    return 0;

You've spotted the string "Hello, World!\n" in there, haven't you.

What type is that string, anyway? Well, it turns out that a constant string (that is, one in double quotes) is of type char*. But you can also put a string in a char array, if you so desire. The char* points at the first character in the string. Examples:

char *s = "Hello!";

printf("%s\n", s);    /* prints "Hello!" */
printf("%c\n", *s);   /* prints 'H' */
printf("%c\n", s[0]); /* prints 'H' */
printf("%c\n", s[1]); /* prints 'e' */
printf("%c\n", s[4]); /* prints 'o' */

(Note the two new format specifiers for printf() here: %c for printing a single char, and %s for printing a string! Ain't that exciting!)

And look here, we're accessing this string in a whole variety of different ways.

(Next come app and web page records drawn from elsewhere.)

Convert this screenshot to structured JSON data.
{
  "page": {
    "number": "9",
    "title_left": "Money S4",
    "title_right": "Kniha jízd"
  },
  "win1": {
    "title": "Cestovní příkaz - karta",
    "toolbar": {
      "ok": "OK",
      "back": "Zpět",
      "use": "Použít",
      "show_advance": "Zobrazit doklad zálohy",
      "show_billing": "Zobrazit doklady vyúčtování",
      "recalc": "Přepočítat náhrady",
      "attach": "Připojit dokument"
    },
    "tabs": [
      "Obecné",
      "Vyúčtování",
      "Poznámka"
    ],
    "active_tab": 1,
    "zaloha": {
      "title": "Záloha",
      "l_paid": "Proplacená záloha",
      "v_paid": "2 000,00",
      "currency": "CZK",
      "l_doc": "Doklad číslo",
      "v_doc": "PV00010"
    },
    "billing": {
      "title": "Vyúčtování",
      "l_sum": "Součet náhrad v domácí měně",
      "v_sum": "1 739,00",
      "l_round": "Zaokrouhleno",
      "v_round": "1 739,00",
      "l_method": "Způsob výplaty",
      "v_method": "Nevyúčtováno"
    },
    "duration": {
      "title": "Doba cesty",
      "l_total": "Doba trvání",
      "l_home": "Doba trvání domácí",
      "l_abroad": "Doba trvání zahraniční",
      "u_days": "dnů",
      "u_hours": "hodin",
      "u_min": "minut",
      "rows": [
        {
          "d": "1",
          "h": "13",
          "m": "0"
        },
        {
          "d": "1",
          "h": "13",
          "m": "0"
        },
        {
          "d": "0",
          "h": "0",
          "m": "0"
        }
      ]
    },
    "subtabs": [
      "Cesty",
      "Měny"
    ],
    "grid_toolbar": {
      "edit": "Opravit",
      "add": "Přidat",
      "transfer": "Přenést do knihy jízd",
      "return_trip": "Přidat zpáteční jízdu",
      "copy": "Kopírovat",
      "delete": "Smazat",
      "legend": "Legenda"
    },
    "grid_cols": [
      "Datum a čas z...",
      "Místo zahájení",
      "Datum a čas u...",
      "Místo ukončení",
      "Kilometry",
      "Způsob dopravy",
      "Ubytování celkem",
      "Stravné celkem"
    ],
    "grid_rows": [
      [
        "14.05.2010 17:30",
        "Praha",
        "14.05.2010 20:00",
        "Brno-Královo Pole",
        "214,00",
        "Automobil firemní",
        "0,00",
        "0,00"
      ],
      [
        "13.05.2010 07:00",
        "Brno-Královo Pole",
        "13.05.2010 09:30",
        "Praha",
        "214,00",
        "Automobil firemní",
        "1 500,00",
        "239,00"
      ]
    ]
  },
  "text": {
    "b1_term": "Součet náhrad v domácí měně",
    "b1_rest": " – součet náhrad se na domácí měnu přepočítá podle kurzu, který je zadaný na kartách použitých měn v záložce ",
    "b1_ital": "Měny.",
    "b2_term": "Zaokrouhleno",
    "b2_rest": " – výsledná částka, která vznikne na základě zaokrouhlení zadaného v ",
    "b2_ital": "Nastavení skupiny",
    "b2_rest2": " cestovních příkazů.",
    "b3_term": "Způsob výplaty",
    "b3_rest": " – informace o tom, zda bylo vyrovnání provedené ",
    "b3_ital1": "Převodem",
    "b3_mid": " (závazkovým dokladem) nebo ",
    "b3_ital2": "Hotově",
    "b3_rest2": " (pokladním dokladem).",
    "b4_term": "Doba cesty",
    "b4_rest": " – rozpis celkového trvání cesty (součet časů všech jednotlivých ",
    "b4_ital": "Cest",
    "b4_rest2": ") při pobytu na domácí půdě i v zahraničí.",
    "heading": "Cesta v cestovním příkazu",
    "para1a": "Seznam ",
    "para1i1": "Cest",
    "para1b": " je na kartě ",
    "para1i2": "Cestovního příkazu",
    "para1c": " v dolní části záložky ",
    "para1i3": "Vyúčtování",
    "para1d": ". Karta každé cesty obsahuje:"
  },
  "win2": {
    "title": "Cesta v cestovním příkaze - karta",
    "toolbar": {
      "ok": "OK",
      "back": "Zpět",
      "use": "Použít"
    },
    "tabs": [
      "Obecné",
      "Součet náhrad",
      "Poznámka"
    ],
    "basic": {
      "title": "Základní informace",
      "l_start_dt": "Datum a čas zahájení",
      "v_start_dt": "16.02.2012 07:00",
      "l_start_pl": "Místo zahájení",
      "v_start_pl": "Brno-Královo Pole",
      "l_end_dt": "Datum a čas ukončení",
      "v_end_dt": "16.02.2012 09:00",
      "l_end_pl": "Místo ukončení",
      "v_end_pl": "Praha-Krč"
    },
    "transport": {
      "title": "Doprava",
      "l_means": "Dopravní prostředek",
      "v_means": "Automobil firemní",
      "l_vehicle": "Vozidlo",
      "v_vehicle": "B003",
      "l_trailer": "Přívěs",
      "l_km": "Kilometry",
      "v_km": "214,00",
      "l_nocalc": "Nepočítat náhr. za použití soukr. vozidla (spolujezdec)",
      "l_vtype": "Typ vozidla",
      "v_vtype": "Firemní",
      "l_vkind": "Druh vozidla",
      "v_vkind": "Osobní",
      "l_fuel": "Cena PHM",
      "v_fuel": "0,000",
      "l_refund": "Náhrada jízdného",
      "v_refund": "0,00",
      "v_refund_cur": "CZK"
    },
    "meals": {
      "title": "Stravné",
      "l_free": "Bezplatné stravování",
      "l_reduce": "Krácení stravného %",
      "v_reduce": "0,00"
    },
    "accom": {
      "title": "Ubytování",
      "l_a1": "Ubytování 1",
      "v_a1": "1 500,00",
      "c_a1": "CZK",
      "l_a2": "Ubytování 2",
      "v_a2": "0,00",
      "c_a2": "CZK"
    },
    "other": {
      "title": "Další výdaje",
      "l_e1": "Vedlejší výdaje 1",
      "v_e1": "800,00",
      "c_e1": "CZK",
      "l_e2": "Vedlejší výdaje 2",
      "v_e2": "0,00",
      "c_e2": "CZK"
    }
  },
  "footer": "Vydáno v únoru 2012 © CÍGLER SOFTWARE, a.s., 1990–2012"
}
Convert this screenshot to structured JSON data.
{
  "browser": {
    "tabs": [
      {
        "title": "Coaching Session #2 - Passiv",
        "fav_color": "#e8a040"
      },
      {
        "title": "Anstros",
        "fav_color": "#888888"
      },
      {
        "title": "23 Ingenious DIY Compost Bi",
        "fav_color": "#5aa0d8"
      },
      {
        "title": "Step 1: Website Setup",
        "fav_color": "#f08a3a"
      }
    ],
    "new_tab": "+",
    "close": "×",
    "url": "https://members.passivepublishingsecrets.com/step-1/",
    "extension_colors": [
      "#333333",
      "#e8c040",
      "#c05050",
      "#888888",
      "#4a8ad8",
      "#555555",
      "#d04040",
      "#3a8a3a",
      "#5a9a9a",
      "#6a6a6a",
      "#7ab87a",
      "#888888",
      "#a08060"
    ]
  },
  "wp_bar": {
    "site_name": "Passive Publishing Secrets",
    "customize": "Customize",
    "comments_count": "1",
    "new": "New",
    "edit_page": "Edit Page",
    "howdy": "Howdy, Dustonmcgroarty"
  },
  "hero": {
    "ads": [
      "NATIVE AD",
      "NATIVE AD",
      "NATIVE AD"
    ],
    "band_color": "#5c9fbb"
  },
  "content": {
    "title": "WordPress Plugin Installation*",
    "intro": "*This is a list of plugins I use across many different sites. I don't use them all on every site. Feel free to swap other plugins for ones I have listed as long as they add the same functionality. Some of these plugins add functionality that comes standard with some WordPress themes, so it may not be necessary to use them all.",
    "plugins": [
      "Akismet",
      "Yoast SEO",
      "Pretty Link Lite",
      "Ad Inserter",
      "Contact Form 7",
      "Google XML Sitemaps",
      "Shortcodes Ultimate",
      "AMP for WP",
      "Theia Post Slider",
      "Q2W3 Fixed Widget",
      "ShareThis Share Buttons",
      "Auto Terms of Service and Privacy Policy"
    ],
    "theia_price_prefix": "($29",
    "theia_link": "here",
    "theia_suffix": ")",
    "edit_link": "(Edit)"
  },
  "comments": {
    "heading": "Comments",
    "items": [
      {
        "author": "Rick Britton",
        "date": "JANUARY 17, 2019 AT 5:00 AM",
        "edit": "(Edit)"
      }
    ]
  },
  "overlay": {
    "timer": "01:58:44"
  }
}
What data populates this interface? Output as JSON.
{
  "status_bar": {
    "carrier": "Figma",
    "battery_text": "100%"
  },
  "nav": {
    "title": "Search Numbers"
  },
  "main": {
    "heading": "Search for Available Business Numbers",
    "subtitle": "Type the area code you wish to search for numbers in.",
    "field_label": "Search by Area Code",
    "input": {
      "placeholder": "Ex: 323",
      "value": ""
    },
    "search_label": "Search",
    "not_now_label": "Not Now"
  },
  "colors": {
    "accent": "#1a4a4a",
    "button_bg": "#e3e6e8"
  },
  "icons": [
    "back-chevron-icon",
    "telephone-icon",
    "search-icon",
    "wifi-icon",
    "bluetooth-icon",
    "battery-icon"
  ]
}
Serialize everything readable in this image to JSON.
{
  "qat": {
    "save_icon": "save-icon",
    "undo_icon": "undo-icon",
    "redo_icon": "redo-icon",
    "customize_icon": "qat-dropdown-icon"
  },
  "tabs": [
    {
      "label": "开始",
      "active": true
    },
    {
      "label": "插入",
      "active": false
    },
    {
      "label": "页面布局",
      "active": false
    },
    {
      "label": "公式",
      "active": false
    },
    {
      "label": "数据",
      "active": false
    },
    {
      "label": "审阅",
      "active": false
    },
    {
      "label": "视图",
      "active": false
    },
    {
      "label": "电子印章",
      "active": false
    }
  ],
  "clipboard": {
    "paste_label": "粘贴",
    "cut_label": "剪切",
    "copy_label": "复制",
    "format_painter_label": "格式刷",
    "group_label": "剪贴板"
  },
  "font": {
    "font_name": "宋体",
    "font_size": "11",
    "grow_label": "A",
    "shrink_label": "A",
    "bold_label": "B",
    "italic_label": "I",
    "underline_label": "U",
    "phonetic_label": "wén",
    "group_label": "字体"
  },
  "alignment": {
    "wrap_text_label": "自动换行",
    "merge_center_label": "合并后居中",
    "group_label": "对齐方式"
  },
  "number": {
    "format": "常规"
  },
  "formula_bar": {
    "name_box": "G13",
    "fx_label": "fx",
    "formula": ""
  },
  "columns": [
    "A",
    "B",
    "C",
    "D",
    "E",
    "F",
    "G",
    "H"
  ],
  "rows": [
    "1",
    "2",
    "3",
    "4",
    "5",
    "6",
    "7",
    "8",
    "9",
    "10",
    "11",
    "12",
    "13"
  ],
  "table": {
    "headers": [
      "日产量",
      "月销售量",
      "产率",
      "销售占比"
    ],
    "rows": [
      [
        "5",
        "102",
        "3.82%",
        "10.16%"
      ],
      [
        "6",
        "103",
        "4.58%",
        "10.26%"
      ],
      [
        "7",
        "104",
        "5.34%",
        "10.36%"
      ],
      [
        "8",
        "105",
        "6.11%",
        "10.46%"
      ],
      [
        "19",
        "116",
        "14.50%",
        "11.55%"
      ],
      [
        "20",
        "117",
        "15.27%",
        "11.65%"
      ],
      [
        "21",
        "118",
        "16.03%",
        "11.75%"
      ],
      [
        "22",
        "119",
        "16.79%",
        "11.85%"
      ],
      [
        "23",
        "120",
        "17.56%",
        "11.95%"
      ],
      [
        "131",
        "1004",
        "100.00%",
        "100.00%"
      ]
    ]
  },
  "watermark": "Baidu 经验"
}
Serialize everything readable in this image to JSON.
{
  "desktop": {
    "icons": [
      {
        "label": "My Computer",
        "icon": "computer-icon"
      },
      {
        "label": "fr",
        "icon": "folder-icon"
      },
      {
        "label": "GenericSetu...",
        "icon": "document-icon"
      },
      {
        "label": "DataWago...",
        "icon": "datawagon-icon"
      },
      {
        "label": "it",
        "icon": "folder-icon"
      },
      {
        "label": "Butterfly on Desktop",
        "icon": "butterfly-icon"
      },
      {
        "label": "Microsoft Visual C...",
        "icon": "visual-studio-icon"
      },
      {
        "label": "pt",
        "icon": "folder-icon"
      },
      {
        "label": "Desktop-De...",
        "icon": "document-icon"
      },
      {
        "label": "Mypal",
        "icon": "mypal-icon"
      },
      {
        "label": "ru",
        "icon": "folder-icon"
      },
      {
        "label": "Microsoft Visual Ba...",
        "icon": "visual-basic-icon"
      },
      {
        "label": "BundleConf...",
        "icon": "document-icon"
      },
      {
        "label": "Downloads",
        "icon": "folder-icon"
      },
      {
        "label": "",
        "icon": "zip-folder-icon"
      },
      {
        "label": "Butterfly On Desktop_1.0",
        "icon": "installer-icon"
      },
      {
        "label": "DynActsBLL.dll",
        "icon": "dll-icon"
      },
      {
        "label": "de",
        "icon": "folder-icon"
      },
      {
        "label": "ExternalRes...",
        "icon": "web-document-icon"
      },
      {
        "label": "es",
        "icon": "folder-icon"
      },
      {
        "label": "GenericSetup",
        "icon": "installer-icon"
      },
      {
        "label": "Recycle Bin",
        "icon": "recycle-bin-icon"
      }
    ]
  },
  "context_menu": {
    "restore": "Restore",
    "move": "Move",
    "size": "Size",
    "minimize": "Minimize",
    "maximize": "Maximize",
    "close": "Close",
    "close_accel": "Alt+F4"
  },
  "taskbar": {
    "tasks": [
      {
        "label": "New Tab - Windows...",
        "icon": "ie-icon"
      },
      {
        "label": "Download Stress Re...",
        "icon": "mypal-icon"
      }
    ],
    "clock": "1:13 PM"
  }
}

We're printing the whole thing, and we're printing single characters.

You can also initialize char arrays during their definition, just like other arrays:

char s[20] = "The aliens are coming!";

And you can change the array elements on the fly, too by simply assigning into it:

char s[20] = "Give me $10!";

printf("%s\n", s);  /* prints "Give me $10!" */

s[9] = '8';
printf("%s\n", s);  /* prints "Give me $80!" */

In this case, note that we've put a constant char on the right side of the assignment. Constant chars use the single quote (').

One more thing to remember is that when you specify an array by name without the square brackets, it's just like using a pointer to the beginning of the array. So you can actually do assignments like this:

char a[20] = "Cats are better.";
char *p;

p = a;  /* p now points to the first char in array a */

One more thing: strings in C end with a NUL character. That is, a zero. It is most properly written as '\0', You can truncate a string to zero length by assigning '\0' to the first byte in the string. Also, all the standard string functions assume the string ends with a NUL character.

Standard string functions, did I say? Yes, I did.

C provides a whole metric slew of functions that you can use to modify strings, stick them together, parse them apart, and so on. Check out the reference section for all the brilliant string processing power at your disposal. It is your responsibility as a citizen of the Planet Earth to wield this ultimate power wisely! (And pay me $80.)